Rabbi Harold Kushner makes the point in this book that every serious
discussion of religion boils down to the problem of suffering. If
God exists, why do bad things happen to good people? Why do bad
things happen at all?
The author starts by explaining that his book grew out of the pain of
watching his son, Aaron, die of old age when he was just 14. When
Aaron was only three, he was diagnosed with progeria, a rare condition
in which a child ages very rapidly. On hearing the diagnosis, the
author’s natural reaction was anger and bewilderment. He had
always believed that God was good, kind, and just, but how could a
good, kind or just God treat a child this way?
In order to come up with an explanation of suffering which satisfies
both honest observation of reality and faith in a good God, Rabbi
Kushner starts by assessing the explanations for suffering which he
grew up with and encountered when trying to deal with Aaron’s illness
and death, all of which failed to satisfy. He notes that most
explanations serve more to excuse God than explain the suffering;
moreover, experience proves them false. A baby who wanders out of
sight for a moment and drowns in the family pool does not learn from
the experience; he dies. Not all people who are tested by God
past the test; some are crushed.
God does not make all things
right in the end for those who serve him; sometimes good people die
before God can make things right. Sometimes the righteous suffer
and the wicked continue to flourish.

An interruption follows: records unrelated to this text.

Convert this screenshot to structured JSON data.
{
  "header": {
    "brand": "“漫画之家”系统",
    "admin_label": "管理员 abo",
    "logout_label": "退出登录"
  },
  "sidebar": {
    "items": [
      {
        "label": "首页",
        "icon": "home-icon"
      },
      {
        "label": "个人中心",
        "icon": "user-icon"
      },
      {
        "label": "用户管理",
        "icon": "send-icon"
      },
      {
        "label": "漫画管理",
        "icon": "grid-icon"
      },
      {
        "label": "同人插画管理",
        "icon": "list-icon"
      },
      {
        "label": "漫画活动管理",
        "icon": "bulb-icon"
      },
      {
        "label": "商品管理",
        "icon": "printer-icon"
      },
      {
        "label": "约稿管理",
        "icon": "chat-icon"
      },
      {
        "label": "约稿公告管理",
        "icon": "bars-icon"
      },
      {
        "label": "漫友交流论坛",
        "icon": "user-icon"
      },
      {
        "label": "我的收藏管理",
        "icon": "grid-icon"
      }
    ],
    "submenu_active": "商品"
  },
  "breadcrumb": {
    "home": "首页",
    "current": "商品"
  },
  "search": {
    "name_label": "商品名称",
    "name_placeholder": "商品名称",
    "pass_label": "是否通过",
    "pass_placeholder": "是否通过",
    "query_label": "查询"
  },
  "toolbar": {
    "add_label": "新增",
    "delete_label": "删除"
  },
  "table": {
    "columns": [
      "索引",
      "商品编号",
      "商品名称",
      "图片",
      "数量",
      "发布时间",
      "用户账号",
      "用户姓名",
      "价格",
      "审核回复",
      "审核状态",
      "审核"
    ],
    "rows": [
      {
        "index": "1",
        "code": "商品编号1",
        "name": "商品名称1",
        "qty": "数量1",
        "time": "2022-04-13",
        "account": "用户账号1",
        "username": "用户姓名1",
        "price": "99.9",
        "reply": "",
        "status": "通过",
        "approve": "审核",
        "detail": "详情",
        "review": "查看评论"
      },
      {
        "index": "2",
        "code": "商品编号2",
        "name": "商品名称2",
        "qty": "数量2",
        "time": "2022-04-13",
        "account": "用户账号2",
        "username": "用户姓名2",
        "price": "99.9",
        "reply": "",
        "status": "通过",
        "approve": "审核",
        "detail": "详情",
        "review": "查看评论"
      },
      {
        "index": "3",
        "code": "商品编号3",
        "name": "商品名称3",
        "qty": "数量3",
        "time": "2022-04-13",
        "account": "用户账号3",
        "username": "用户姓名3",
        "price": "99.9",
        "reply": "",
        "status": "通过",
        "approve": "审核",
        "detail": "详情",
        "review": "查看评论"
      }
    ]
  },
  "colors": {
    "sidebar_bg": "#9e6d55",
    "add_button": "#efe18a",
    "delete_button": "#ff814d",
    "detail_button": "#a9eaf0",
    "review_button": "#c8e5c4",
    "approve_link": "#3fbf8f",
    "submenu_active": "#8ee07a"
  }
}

In place of the explanations which he dismisses, Rabbi Kushner offers
the suggestion that God is limited by what He can do by the laws of
nature, by human nature, and by human freedom. God does not cause
our misfortunes as punishment for sin or to test us; instead God is as
outraged by our misfortunes as we are because God is indeed good, kind
and just. The author further suggests that perhaps God permits
misfortune because, by refraining from intervention by miracle, God is
leaving room for human beings to act.
Instead of asking why bad things happen, Rabbi Kushner quotes Dorothee
Soelle who said that why is the wrong question to ask about
suffering. The correct question is, in fact, what we can do about
our suffering to confer meaning upon it, to create good from the evil
we must each endure.